▶ [RECORD EXCERPTS]:
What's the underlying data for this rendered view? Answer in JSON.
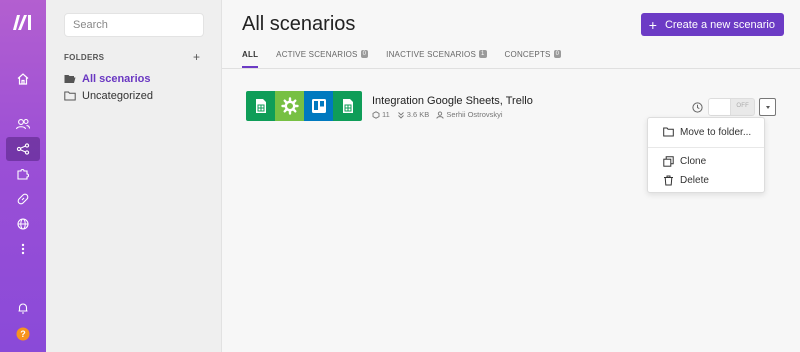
{
  "sidebar": {
    "items": [
      {
        "name": "home-icon"
      },
      {
        "name": "team-icon"
      },
      {
        "name": "scenarios-icon"
      },
      {
        "name": "apps-icon"
      },
      {
        "name": "connections-icon"
      },
      {
        "name": "webhooks-icon"
      },
      {
        "name": "more-icon"
      },
      {
        "name": "notifications-icon"
      },
      {
        "name": "help-icon"
      }
    ]
  },
  "folders": {
    "search_placeholder": "Search",
    "heading": "FOLDERS",
    "add_label": "+",
    "items": [
      {
        "label": "All scenarios"
      },
      {
        "label": "Uncategorized"
      }
    ]
  },
  "header": {
    "title": "All scenarios",
    "create_button": "Create a new scenario",
    "create_plus": "+"
  },
  "tabs": [
    {
      "label": "ALL",
      "count": ""
    },
    {
      "label": "ACTIVE SCENARIOS",
      "count": "0"
    },
    {
      "label": "INACTIVE SCENARIOS",
      "count": "1"
    },
    {
      "label": "CONCEPTS",
      "count": "0"
    }
  ],
  "scenario": {
    "name": "Integration Google Sheets, Trello",
    "operations": "11",
    "data_size": "3.6 KB",
    "owner": "Serhii Ostrovskyi",
    "toggle_label": "OFF",
    "app_icons": [
      "google-sheets-icon",
      "tools-icon",
      "trello-icon",
      "google-sheets-icon"
    ]
  },
  "dropdown_menu": {
    "items": [
      {
        "label": "Move to folder..."
      },
      {
        "label": "Clone"
      },
      {
        "label": "Delete"
      }
    ]
  },
  "colors": {
    "brand": "#6c3bc5",
    "sheets_green": "#0f9d58",
    "tools_green": "#77c043",
    "trello_blue": "#0079bf",
    "help_orange": "#f7931e"
  }
}
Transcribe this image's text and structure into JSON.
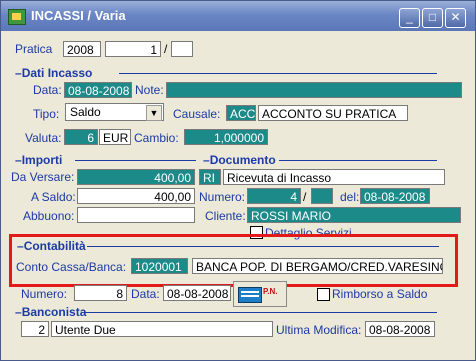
{
  "window": {
    "title": "INCASSI / Varia"
  },
  "pratica": {
    "label": "Pratica",
    "num": "2008",
    "seq": "1",
    "sep": "/",
    "suffix": ""
  },
  "dati_incasso": {
    "section": "Dati Incasso",
    "data_label": "Data:",
    "data_value": "08-08-2008",
    "note_label": "Note:",
    "note_value": "",
    "tipo_label": "Tipo:",
    "tipo_value": "Saldo",
    "causale_label": "Causale:",
    "causale_code": "ACC",
    "causale_desc": "ACCONTO SU PRATICA",
    "valuta_label": "Valuta:",
    "valuta_num": "6",
    "valuta_code": "EUR",
    "cambio_label": "Cambio:",
    "cambio_value": "1,000000"
  },
  "importi": {
    "section": "Importi",
    "da_versare_label": "Da Versare:",
    "da_versare_value": "400,00",
    "a_saldo_label": "A Saldo:",
    "a_saldo_value": "400,00",
    "abbuono_label": "Abbuono:",
    "abbuono_value": ""
  },
  "documento": {
    "section": "Documento",
    "code": "RI",
    "desc": "Ricevuta di Incasso",
    "numero_label": "Numero:",
    "numero_value": "4",
    "sep": "/",
    "suffix": "",
    "del_label": "del:",
    "del_value": "08-08-2008",
    "cliente_label": "Cliente:",
    "cliente_value": "ROSSI MARIO",
    "dettaglio_label": "Dettaglio Servizi"
  },
  "contabilita": {
    "section": "Contabilità",
    "conto_label": "Conto Cassa/Banca:",
    "conto_code": "1020001",
    "conto_desc": "BANCA POP. DI BERGAMO/CRED.VARESINO"
  },
  "bottom": {
    "numero_label": "Numero:",
    "numero_value": "8",
    "data_label": "Data:",
    "data_value": "08-08-2008",
    "pn_label": "P.N.",
    "rimborso_label": "Rimborso a Saldo"
  },
  "banconista": {
    "section": "Banconista",
    "id": "2",
    "name": "Utente Due",
    "ultima_label": "Ultima Modifica:",
    "ultima_value": "08-08-2008"
  },
  "colors": {
    "accent": "#1d8a8a",
    "label": "#1c3aa6",
    "highlight": "#e21a1a"
  }
}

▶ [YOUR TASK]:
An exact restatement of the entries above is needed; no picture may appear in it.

▶ [REPLY]:
What's the underlying data for this rendered view? Answer in JSON.
{
  "sidebar": {
    "items": [
      {
        "name": "home-icon"
      },
      {
        "name": "team-icon"
      },
      {
        "name": "scenarios-icon"
      },
      {
        "name": "apps-icon"
      },
      {
        "name": "connections-icon"
      },
      {
        "name": "webhooks-icon"
      },
      {
        "name": "more-icon"
      },
      {
        "name": "notifications-icon"
      },
      {
        "name": "help-icon"
      }
    ]
  },
  "folders": {
    "search_placeholder": "Search",
    "heading": "FOLDERS",
    "add_label": "+",
    "items": [
      {
        "label": "All scenarios"
      },
      {
        "label": "Uncategorized"
      }
    ]
  },
  "header": {
    "title": "All scenarios",
    "create_button": "Create a new scenario",
    "create_plus": "+"
  },
  "tabs": [
    {
      "label": "ALL",
      "count": ""
    },
    {
      "label": "ACTIVE SCENARIOS",
      "count": "0"
    },
    {
      "label": "INACTIVE SCENARIOS",
      "count": "1"
    },
    {
      "label": "CONCEPTS",
      "count": "0"
    }
  ],
  "scenario": {
    "name": "Integration Google Sheets, Trello",
    "operations": "11",
    "data_size": "3.6 KB",
    "owner": "Serhii Ostrovskyi",
    "toggle_label": "OFF",
    "app_icons": [
      "google-sheets-icon",
      "tools-icon",
      "trello-icon",
      "google-sheets-icon"
    ]
  },
  "dropdown_menu": {
    "items": [
      {
        "label": "Move to folder..."
      },
      {
        "label": "Clone"
      },
      {
        "label": "Delete"
      }
    ]
  },
  "colors": {
    "brand": "#6c3bc5",
    "sheets_green": "#0f9d58",
    "tools_green": "#77c043",
    "trello_blue": "#0079bf",
    "help_orange": "#f7931e"
  }
}
Transcribe this image's text and structure into JSON.
{
  "window": {
    "title": "INCASSI / Varia"
  },
  "pratica": {
    "label": "Pratica",
    "num": "2008",
    "seq": "1",
    "sep": "/",
    "suffix": ""
  },
  "dati_incasso": {
    "section": "Dati Incasso",
    "data_label": "Data:",
    "data_value": "08-08-2008",
    "note_label": "Note:",
    "note_value": "",
    "tipo_label": "Tipo:",
    "tipo_value": "Saldo",
    "causale_label": "Causale:",
    "causale_code": "ACC",
    "causale_desc": "ACCONTO SU PRATICA",
    "valuta_label": "Valuta:",
    "valuta_num": "6",
    "valuta_code": "EUR",
    "cambio_label": "Cambio:",
    "cambio_value": "1,000000"
  },
  "importi": {
    "section": "Importi",
    "da_versare_label": "Da Versare:",
    "da_versare_value": "400,00",
    "a_saldo_label": "A Saldo:",
    "a_saldo_value": "400,00",
    "abbuono_label": "Abbuono:",
    "abbuono_value": ""
  },
  "documento": {
    "section": "Documento",
    "code": "RI",
    "desc": "Ricevuta di Incasso",
    "numero_label": "Numero:",
    "numero_value": "4",
    "sep": "/",
    "suffix": "",
    "del_label": "del:",
    "del_value": "08-08-2008",
    "cliente_label": "Cliente:",
    "cliente_value": "ROSSI MARIO",
    "dettaglio_label": "Dettaglio Servizi"
  },
  "contabilita": {
    "section": "Contabilità",
    "conto_label": "Conto Cassa/Banca:",
    "conto_code": "1020001",
    "conto_desc": "BANCA POP. DI BERGAMO/CRED.VARESINO"
  },
  "bottom": {
    "numero_label": "Numero:",
    "numero_value": "8",
    "data_label": "Data:",
    "data_value": "08-08-2008",
    "pn_label": "P.N.",
    "rimborso_label": "Rimborso a Saldo"
  },
  "banconista": {
    "section": "Banconista",
    "id": "2",
    "name": "Utente Due",
    "ultima_label": "Ultima Modifica:",
    "ultima_value": "08-08-2008"
  },
  "colors": {
    "accent": "#1d8a8a",
    "label": "#1c3aa6",
    "highlight": "#e21a1a"
  }
}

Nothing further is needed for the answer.